- Work request
Could the data below be copied exactly, minus the pictures?
[[ Entries provided open ]]
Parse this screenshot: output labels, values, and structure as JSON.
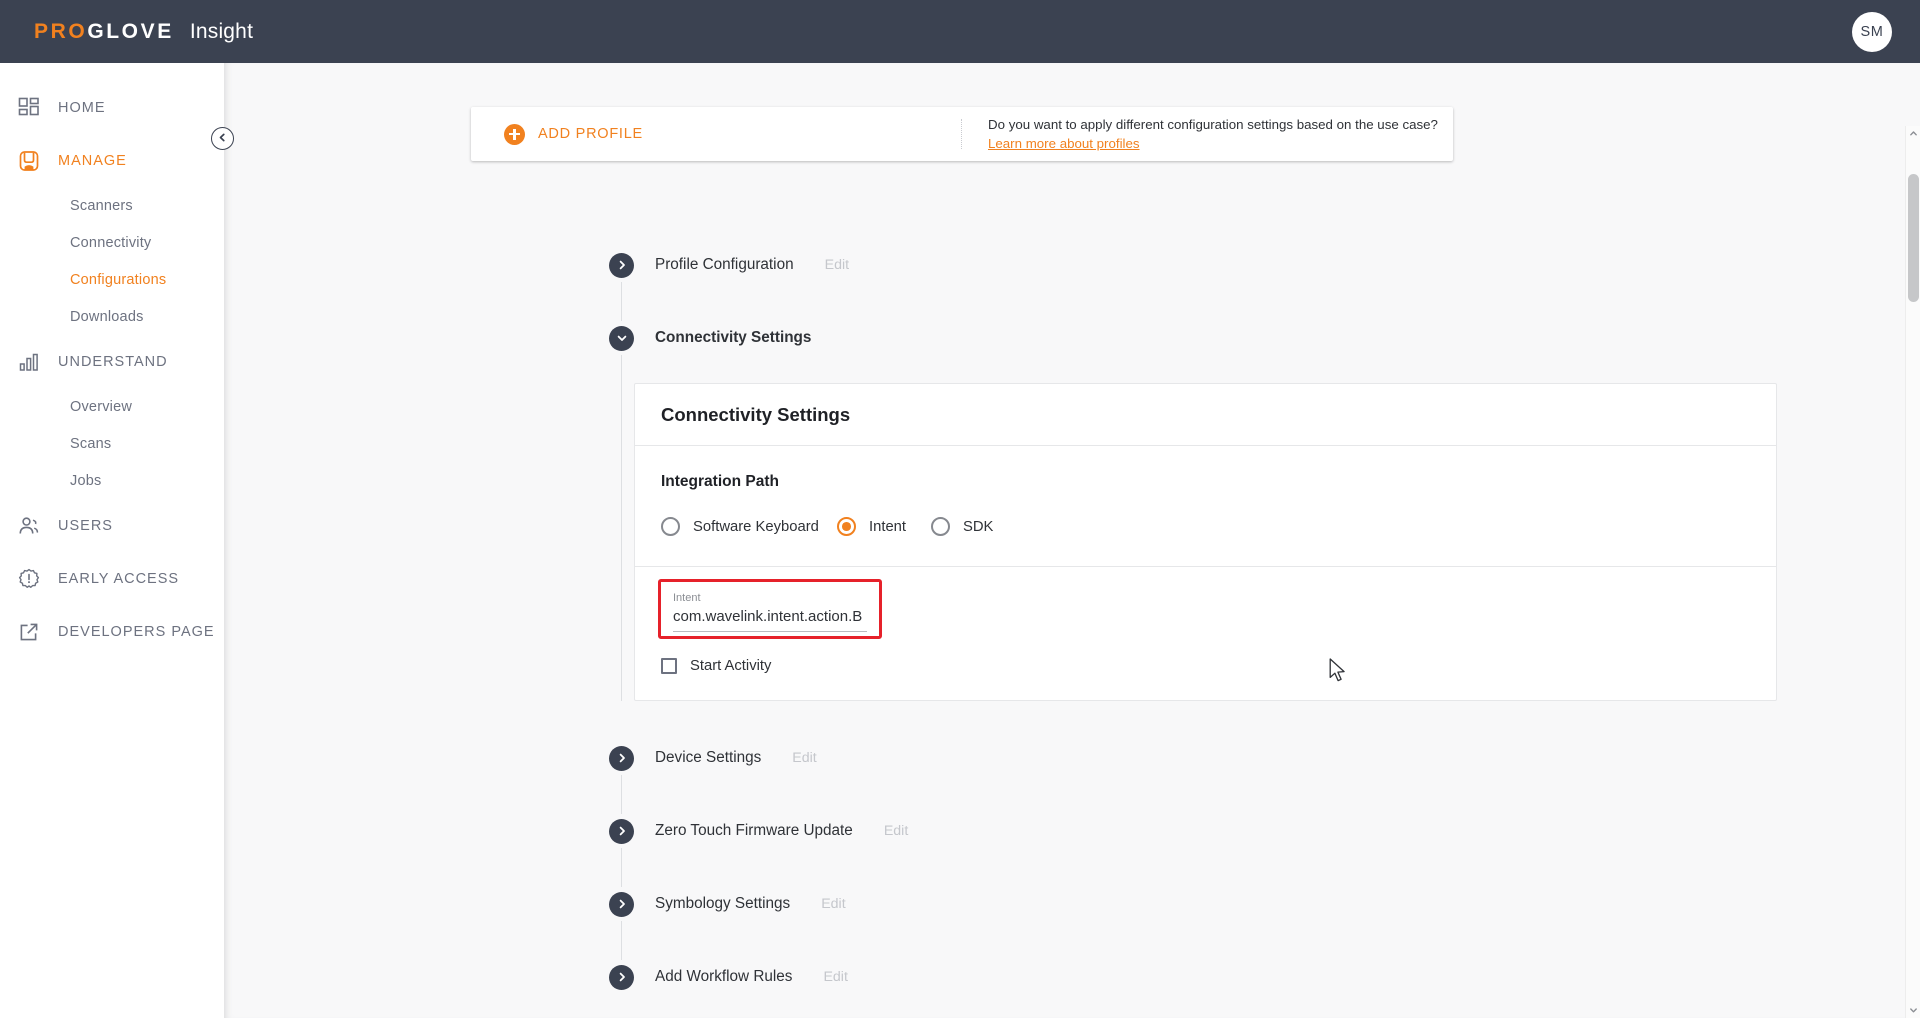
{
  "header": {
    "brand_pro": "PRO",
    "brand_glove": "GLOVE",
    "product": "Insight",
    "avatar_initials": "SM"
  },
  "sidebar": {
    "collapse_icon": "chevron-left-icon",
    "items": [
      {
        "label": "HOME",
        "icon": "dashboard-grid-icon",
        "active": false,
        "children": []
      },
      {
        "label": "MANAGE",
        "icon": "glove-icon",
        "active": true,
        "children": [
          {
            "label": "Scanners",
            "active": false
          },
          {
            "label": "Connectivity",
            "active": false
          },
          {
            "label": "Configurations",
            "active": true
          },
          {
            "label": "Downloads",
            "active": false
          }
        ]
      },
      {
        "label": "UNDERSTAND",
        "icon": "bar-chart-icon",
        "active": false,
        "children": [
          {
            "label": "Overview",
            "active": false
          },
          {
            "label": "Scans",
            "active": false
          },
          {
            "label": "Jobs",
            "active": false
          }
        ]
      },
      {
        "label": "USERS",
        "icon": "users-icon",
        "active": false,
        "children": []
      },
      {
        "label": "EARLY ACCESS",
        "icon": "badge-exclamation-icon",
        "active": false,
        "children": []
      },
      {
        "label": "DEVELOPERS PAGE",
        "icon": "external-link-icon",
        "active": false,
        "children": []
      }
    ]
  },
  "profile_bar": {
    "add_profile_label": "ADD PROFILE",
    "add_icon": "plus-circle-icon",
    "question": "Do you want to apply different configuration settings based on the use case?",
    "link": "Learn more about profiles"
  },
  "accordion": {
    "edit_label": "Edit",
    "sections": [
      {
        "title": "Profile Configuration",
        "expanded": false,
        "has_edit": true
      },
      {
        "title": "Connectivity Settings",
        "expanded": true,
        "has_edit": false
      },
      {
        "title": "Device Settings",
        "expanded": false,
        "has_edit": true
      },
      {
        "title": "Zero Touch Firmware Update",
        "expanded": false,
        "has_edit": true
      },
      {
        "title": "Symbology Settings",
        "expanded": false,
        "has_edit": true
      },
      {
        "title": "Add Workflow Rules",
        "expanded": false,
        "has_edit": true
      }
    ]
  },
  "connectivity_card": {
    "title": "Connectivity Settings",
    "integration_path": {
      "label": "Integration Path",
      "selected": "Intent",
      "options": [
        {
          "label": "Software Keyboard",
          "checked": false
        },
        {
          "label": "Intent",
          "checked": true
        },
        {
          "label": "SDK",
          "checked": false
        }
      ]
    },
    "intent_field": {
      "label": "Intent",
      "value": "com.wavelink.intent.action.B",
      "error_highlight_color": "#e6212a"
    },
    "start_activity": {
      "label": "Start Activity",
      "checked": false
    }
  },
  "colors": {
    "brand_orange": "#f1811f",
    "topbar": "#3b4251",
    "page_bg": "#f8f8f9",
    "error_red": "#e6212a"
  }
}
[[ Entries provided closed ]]
- Result of the task
Parse this screenshot: output labels, values, and structure as JSON.
{
  "header": {
    "brand_pro": "PRO",
    "brand_glove": "GLOVE",
    "product": "Insight",
    "avatar_initials": "SM"
  },
  "sidebar": {
    "collapse_icon": "chevron-left-icon",
    "items": [
      {
        "label": "HOME",
        "icon": "dashboard-grid-icon",
        "active": false,
        "children": []
      },
      {
        "label": "MANAGE",
        "icon": "glove-icon",
        "active": true,
        "children": [
          {
            "label": "Scanners",
            "active": false
          },
          {
            "label": "Connectivity",
            "active": false
          },
          {
            "label": "Configurations",
            "active": true
          },
          {
            "label": "Downloads",
            "active": false
          }
        ]
      },
      {
        "label": "UNDERSTAND",
        "icon": "bar-chart-icon",
        "active": false,
        "children": [
          {
            "label": "Overview",
            "active": false
          },
          {
            "label": "Scans",
            "active": false
          },
          {
            "label": "Jobs",
            "active": false
          }
        ]
      },
      {
        "label": "USERS",
        "icon": "users-icon",
        "active": false,
        "children": []
      },
      {
        "label": "EARLY ACCESS",
        "icon": "badge-exclamation-icon",
        "active": false,
        "children": []
      },
      {
        "label": "DEVELOPERS PAGE",
        "icon": "external-link-icon",
        "active": false,
        "children": []
      }
    ]
  },
  "profile_bar": {
    "add_profile_label": "ADD PROFILE",
    "add_icon": "plus-circle-icon",
    "question": "Do you want to apply different configuration settings based on the use case?",
    "link": "Learn more about profiles"
  },
  "accordion": {
    "edit_label": "Edit",
    "sections": [
      {
        "title": "Profile Configuration",
        "expanded": false,
        "has_edit": true
      },
      {
        "title": "Connectivity Settings",
        "expanded": true,
        "has_edit": false
      },
      {
        "title": "Device Settings",
        "expanded": false,
        "has_edit": true
      },
      {
        "title": "Zero Touch Firmware Update",
        "expanded": false,
        "has_edit": true
      },
      {
        "title": "Symbology Settings",
        "expanded": false,
        "has_edit": true
      },
      {
        "title": "Add Workflow Rules",
        "expanded": false,
        "has_edit": true
      }
    ]
  },
  "connectivity_card": {
    "title": "Connectivity Settings",
    "integration_path": {
      "label": "Integration Path",
      "selected": "Intent",
      "options": [
        {
          "label": "Software Keyboard",
          "checked": false
        },
        {
          "label": "Intent",
          "checked": true
        },
        {
          "label": "SDK",
          "checked": false
        }
      ]
    },
    "intent_field": {
      "label": "Intent",
      "value": "com.wavelink.intent.action.B",
      "error_highlight_color": "#e6212a"
    },
    "start_activity": {
      "label": "Start Activity",
      "checked": false
    }
  },
  "colors": {
    "brand_orange": "#f1811f",
    "topbar": "#3b4251",
    "page_bg": "#f8f8f9",
    "error_red": "#e6212a"
  }
}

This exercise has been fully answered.